Goal of the exercise: Every line of the records that holds the word "Epoch" should be copied.

++++++++++

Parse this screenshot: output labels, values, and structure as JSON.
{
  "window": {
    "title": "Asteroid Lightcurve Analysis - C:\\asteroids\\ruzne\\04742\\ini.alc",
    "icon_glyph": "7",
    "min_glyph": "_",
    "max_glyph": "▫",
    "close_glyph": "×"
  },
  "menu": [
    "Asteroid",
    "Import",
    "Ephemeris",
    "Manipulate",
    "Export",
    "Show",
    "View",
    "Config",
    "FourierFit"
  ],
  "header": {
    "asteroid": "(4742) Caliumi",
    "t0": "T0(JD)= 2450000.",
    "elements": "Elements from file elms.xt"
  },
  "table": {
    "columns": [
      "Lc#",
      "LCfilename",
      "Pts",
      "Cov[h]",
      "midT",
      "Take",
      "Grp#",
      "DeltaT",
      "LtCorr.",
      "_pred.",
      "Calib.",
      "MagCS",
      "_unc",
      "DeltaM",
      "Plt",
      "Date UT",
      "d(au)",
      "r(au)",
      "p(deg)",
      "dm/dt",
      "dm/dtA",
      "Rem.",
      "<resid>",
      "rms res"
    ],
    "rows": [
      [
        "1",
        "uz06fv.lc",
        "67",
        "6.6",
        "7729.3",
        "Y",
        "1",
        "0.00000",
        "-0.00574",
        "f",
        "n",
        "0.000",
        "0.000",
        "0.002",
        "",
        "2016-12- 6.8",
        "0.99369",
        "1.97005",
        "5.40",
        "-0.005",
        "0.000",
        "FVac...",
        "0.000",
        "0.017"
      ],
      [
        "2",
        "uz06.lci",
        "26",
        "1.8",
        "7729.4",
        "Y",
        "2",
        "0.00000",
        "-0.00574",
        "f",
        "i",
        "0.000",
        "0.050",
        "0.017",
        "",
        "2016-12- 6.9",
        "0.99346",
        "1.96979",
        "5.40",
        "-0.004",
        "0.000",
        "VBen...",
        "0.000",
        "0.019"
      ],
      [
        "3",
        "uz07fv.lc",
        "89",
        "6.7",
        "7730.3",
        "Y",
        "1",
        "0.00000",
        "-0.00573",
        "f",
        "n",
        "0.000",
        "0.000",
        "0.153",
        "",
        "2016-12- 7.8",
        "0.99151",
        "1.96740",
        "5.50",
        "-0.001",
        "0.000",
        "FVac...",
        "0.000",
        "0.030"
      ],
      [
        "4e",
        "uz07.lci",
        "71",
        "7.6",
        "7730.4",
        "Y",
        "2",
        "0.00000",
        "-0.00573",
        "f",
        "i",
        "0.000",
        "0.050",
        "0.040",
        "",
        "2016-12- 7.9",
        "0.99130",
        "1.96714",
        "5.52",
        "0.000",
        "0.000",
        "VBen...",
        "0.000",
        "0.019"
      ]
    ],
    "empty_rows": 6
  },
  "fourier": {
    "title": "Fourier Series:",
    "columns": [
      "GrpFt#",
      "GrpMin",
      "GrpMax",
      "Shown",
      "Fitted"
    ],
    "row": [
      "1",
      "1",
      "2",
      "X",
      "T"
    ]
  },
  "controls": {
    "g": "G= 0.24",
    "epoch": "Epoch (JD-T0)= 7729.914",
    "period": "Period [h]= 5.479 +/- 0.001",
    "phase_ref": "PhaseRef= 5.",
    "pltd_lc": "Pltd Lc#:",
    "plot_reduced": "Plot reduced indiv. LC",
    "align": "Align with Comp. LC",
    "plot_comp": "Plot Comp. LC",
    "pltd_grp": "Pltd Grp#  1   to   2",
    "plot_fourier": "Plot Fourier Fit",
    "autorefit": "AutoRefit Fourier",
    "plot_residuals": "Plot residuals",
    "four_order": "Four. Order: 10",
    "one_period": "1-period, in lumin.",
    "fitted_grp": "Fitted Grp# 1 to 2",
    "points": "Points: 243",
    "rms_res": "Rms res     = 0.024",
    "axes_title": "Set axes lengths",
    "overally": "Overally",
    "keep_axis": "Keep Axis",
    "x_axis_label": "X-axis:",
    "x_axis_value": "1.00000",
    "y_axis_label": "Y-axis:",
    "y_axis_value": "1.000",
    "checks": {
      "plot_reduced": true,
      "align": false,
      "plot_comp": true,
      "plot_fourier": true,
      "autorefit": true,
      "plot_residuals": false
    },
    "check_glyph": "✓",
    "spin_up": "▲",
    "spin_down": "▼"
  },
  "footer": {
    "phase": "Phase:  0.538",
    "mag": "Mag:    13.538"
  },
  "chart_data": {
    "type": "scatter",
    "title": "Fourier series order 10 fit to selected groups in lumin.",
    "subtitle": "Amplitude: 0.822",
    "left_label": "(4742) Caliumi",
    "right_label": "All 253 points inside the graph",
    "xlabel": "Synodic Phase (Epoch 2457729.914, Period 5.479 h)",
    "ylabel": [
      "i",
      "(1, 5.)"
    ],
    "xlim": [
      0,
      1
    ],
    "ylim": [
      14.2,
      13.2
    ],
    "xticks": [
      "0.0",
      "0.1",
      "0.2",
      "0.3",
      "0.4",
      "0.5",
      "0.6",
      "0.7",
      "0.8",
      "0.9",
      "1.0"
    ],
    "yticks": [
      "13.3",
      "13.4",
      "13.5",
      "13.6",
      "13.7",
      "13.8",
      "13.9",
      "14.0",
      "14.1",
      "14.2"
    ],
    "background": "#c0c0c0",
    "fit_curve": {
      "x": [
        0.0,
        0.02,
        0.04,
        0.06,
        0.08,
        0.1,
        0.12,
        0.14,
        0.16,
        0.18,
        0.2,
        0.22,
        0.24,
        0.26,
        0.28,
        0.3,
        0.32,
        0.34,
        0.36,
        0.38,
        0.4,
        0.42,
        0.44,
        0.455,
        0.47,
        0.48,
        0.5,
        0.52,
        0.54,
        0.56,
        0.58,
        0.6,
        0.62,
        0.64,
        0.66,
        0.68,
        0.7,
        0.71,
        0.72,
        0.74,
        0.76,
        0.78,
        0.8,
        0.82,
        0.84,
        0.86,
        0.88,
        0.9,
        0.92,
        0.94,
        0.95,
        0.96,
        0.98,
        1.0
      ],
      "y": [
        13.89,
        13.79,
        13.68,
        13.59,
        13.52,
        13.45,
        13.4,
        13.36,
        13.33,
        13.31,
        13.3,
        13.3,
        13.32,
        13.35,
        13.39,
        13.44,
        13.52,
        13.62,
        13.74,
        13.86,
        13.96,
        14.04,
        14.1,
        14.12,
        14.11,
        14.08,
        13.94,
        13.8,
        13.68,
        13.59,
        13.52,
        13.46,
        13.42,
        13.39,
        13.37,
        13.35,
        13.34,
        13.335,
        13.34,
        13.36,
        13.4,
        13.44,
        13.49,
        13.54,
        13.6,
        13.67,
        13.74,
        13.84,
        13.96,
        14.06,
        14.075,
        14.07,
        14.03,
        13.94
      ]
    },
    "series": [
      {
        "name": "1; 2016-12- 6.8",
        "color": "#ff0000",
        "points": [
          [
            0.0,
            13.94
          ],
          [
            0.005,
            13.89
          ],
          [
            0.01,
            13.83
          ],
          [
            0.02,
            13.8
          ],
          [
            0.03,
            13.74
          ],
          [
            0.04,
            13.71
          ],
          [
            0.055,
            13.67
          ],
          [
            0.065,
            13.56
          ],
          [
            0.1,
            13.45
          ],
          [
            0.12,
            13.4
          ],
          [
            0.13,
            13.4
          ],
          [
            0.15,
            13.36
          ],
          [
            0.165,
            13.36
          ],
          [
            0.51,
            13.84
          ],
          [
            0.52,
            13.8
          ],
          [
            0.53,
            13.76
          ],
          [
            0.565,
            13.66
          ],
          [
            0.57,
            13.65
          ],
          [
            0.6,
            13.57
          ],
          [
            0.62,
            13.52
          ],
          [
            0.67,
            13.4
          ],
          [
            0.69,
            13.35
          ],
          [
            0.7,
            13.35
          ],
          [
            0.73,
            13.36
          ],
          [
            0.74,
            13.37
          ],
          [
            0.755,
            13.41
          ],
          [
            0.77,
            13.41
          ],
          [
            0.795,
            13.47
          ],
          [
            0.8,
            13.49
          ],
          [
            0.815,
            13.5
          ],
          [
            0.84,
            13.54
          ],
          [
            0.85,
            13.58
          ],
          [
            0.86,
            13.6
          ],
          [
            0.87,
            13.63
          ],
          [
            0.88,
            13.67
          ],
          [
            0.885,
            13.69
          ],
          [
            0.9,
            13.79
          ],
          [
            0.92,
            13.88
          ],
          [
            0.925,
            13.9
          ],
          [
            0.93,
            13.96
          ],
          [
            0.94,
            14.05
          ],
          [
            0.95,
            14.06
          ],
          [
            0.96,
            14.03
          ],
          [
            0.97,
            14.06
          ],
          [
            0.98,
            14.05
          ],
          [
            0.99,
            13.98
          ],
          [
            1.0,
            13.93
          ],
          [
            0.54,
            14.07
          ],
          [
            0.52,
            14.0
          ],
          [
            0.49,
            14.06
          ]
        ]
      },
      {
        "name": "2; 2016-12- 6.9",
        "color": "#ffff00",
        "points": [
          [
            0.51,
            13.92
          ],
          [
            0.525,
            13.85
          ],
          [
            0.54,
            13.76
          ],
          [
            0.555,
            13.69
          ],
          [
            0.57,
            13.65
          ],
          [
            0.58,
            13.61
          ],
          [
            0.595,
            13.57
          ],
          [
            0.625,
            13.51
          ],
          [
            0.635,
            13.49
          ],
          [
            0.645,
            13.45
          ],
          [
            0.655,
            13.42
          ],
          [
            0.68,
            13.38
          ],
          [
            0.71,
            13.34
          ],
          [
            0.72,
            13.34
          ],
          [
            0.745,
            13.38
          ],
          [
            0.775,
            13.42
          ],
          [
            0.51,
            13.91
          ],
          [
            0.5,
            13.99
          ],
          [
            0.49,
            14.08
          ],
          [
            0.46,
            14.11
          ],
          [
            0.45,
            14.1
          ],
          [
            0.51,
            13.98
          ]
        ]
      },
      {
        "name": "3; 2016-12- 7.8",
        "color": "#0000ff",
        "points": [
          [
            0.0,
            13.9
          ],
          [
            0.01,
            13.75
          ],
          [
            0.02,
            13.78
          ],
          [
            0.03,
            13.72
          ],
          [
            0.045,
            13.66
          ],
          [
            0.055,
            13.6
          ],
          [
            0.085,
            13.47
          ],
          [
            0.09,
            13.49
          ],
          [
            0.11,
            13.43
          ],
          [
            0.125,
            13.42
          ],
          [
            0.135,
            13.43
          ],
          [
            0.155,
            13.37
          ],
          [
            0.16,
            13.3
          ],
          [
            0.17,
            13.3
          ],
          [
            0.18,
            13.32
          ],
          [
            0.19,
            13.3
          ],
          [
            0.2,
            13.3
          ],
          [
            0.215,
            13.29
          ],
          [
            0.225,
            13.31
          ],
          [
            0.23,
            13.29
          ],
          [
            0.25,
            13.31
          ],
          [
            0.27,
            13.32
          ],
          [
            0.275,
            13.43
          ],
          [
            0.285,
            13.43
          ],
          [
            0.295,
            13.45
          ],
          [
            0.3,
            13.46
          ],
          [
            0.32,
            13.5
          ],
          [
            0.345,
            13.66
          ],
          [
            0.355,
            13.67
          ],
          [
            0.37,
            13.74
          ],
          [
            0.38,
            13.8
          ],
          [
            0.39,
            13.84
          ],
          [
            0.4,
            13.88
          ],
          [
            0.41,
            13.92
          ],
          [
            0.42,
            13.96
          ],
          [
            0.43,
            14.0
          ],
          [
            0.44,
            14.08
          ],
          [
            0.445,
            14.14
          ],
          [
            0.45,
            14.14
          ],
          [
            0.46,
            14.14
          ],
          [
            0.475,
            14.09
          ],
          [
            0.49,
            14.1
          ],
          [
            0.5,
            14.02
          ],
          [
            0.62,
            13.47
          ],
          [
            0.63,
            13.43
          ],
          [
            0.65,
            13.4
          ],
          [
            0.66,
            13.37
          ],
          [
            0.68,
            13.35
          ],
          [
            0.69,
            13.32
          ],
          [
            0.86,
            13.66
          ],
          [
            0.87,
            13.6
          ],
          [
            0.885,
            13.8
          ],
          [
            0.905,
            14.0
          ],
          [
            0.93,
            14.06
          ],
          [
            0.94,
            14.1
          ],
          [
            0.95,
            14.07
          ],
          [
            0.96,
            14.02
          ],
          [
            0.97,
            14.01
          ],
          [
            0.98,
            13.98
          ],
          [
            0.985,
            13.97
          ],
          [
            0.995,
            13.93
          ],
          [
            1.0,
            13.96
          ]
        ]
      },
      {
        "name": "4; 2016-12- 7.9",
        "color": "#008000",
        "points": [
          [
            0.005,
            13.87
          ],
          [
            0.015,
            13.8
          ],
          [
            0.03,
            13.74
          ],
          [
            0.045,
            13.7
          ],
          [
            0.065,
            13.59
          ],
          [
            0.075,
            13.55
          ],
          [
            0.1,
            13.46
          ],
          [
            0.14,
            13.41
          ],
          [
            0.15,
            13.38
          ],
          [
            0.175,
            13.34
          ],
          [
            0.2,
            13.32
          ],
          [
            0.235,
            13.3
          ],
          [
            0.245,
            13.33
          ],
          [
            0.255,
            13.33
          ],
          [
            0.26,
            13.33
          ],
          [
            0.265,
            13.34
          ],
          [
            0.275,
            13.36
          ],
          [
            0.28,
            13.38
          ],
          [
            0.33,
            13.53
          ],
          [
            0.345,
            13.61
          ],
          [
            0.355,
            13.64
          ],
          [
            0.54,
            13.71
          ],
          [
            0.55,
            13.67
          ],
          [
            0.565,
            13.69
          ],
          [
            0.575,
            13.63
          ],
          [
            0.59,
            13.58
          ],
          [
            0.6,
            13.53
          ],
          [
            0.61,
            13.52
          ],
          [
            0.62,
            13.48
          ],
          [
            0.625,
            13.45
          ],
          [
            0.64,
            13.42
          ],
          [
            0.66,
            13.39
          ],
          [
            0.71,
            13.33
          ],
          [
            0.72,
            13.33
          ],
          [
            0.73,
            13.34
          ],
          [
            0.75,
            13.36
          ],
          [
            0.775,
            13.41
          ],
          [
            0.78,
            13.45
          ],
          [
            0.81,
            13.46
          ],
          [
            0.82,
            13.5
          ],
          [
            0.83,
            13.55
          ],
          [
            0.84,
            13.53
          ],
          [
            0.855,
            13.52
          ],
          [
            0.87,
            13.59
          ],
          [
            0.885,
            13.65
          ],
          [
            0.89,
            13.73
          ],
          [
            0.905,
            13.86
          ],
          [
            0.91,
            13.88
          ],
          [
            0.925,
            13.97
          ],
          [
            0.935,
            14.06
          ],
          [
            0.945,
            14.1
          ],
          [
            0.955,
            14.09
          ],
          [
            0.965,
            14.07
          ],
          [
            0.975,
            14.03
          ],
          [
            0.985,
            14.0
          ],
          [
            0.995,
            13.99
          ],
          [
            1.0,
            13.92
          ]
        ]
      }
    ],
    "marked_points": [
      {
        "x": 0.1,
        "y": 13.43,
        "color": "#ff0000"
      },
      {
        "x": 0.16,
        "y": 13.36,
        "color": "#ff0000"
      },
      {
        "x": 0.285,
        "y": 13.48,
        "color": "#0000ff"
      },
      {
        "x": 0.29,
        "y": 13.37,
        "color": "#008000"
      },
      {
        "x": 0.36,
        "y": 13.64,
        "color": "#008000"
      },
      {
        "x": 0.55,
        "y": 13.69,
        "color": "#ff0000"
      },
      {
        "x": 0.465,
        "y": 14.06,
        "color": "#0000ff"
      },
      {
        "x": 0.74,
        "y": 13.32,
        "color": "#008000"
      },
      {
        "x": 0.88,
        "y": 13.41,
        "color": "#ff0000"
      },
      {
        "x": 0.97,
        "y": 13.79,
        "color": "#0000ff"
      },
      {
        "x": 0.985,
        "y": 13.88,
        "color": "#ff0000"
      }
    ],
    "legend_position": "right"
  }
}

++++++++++

Answer to this exercise:
    "epoch": "Epoch (JD-T0)= 7729.914",
    "xlabel": "Synodic Phase (Epoch 2457729.914, Period 5.479 h)",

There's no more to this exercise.